___ ENTRIES SHOWN ___

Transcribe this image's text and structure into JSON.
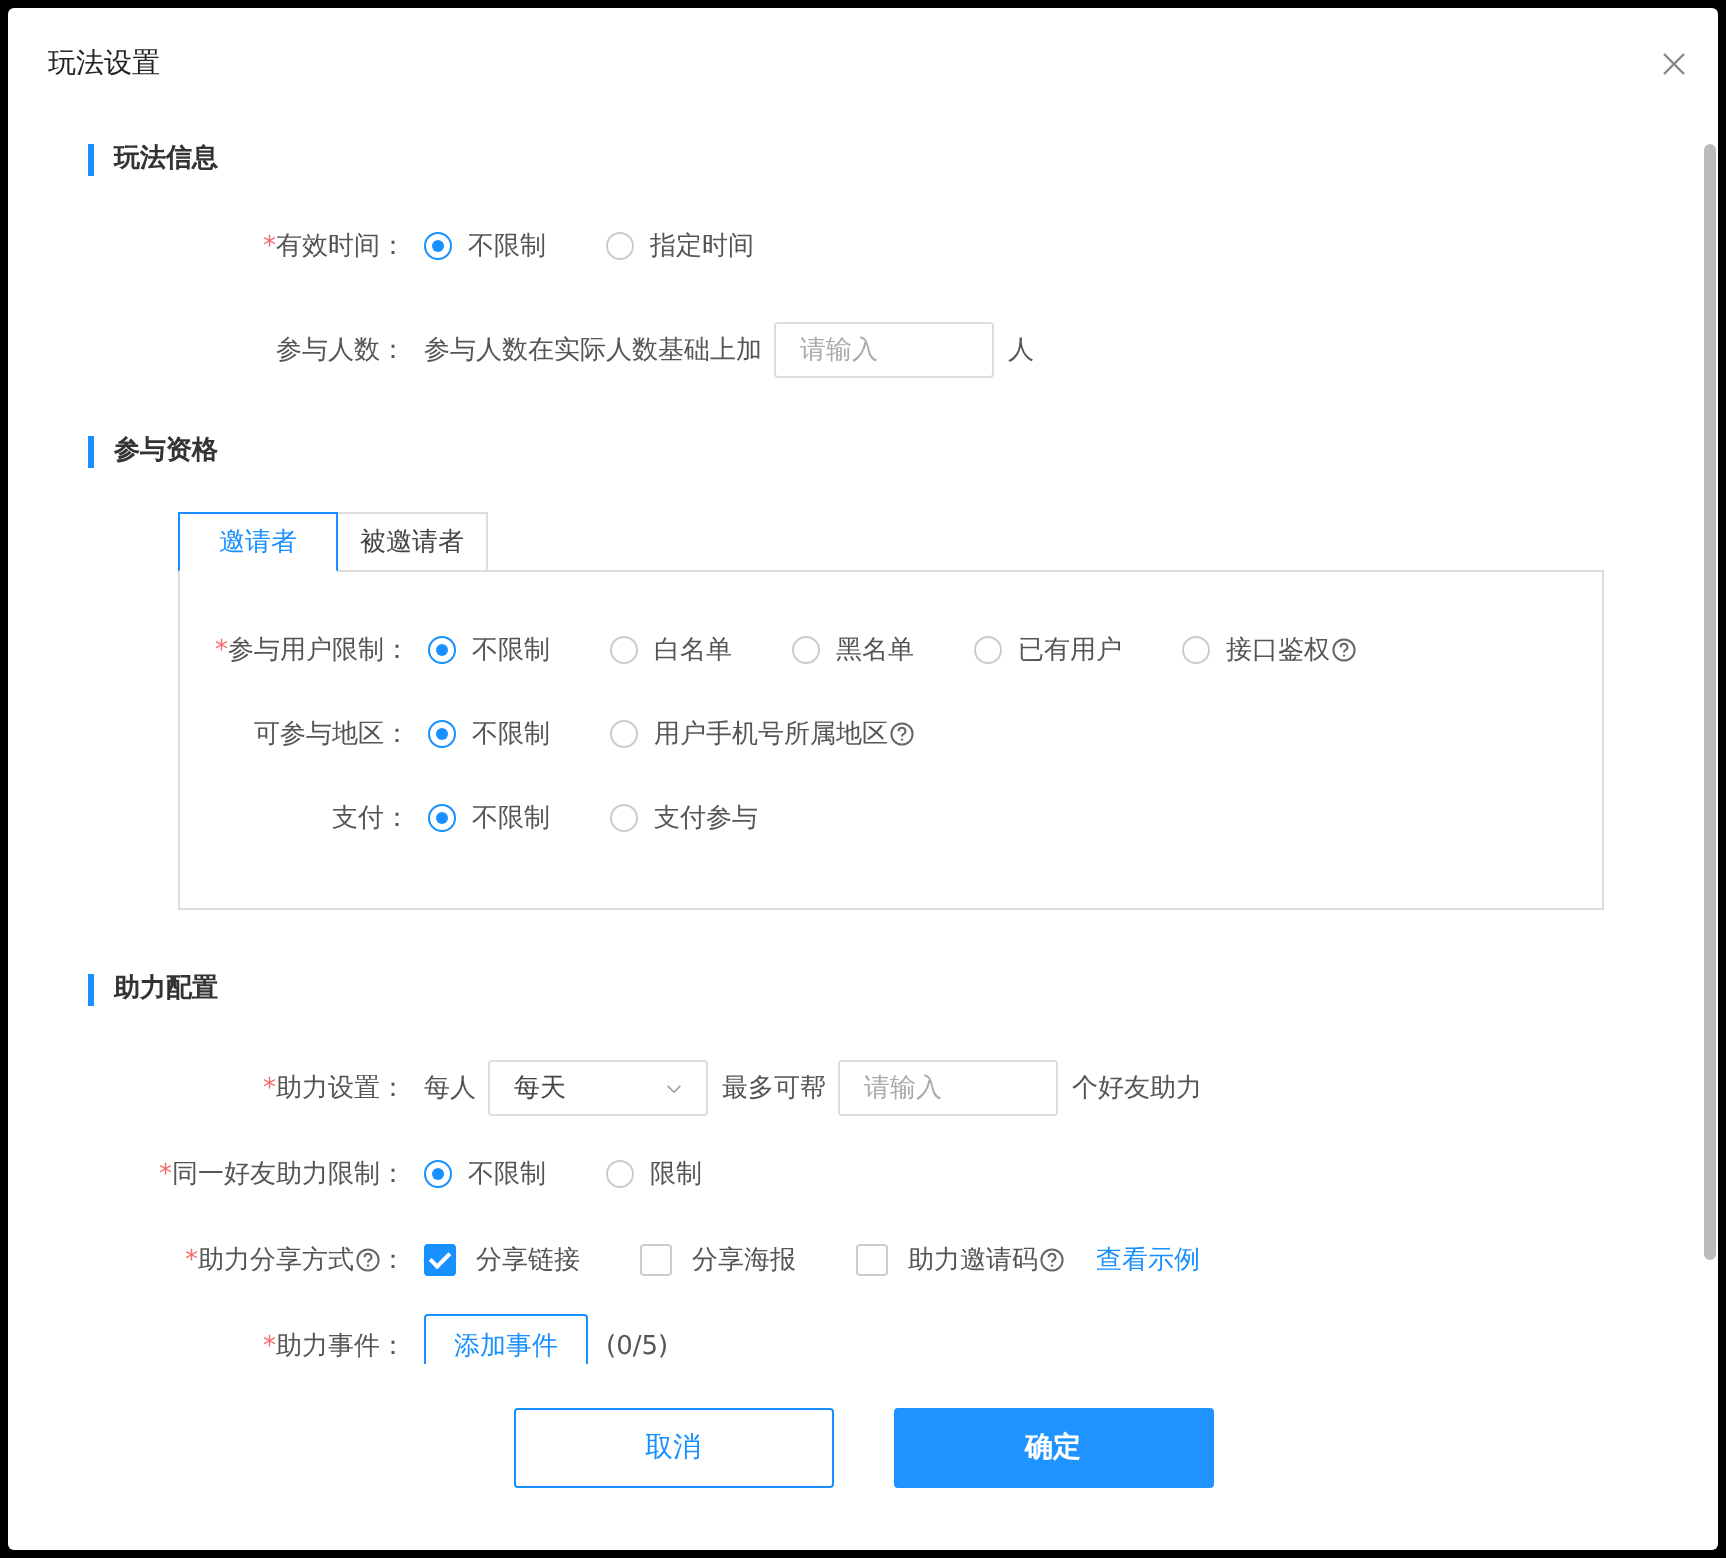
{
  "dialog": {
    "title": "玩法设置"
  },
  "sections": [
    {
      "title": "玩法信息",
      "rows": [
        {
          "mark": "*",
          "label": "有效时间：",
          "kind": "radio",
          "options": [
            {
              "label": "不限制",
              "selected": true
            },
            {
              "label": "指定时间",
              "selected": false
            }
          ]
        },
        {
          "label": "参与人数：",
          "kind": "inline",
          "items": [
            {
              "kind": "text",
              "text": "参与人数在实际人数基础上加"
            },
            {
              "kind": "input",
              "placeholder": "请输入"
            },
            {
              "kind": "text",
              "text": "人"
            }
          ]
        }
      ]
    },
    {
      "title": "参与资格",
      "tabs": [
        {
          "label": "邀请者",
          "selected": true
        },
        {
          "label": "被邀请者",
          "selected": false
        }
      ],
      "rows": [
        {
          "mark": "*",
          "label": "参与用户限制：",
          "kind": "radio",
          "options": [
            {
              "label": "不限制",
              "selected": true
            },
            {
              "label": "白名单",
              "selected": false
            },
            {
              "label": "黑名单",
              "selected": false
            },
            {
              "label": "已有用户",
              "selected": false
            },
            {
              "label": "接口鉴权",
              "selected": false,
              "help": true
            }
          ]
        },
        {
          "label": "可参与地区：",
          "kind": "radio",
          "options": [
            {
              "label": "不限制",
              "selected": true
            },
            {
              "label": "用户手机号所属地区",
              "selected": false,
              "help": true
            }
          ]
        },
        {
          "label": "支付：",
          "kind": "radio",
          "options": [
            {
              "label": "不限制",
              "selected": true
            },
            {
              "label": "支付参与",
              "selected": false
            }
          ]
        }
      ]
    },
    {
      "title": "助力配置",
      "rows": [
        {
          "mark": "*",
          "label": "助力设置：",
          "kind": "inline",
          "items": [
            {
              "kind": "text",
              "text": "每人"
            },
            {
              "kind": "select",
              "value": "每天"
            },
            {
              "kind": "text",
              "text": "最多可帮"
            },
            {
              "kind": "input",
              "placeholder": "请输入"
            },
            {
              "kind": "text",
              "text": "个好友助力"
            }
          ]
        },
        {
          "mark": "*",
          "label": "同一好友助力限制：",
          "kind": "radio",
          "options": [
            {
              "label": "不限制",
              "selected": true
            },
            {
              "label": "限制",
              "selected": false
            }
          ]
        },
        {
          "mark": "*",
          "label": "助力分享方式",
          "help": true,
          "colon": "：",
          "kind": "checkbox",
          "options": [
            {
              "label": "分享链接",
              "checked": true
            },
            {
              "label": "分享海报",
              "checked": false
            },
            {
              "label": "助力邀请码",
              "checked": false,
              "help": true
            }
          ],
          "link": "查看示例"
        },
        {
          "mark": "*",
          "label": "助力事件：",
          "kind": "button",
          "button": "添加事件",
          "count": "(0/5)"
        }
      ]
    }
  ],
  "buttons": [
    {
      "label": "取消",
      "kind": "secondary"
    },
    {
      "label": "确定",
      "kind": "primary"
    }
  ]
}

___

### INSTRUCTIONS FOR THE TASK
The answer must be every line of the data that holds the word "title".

### RESULT BELOW
    "title": "玩法设置"
      "title": "玩法信息",
      "title": "参与资格",
      "title": "助力配置",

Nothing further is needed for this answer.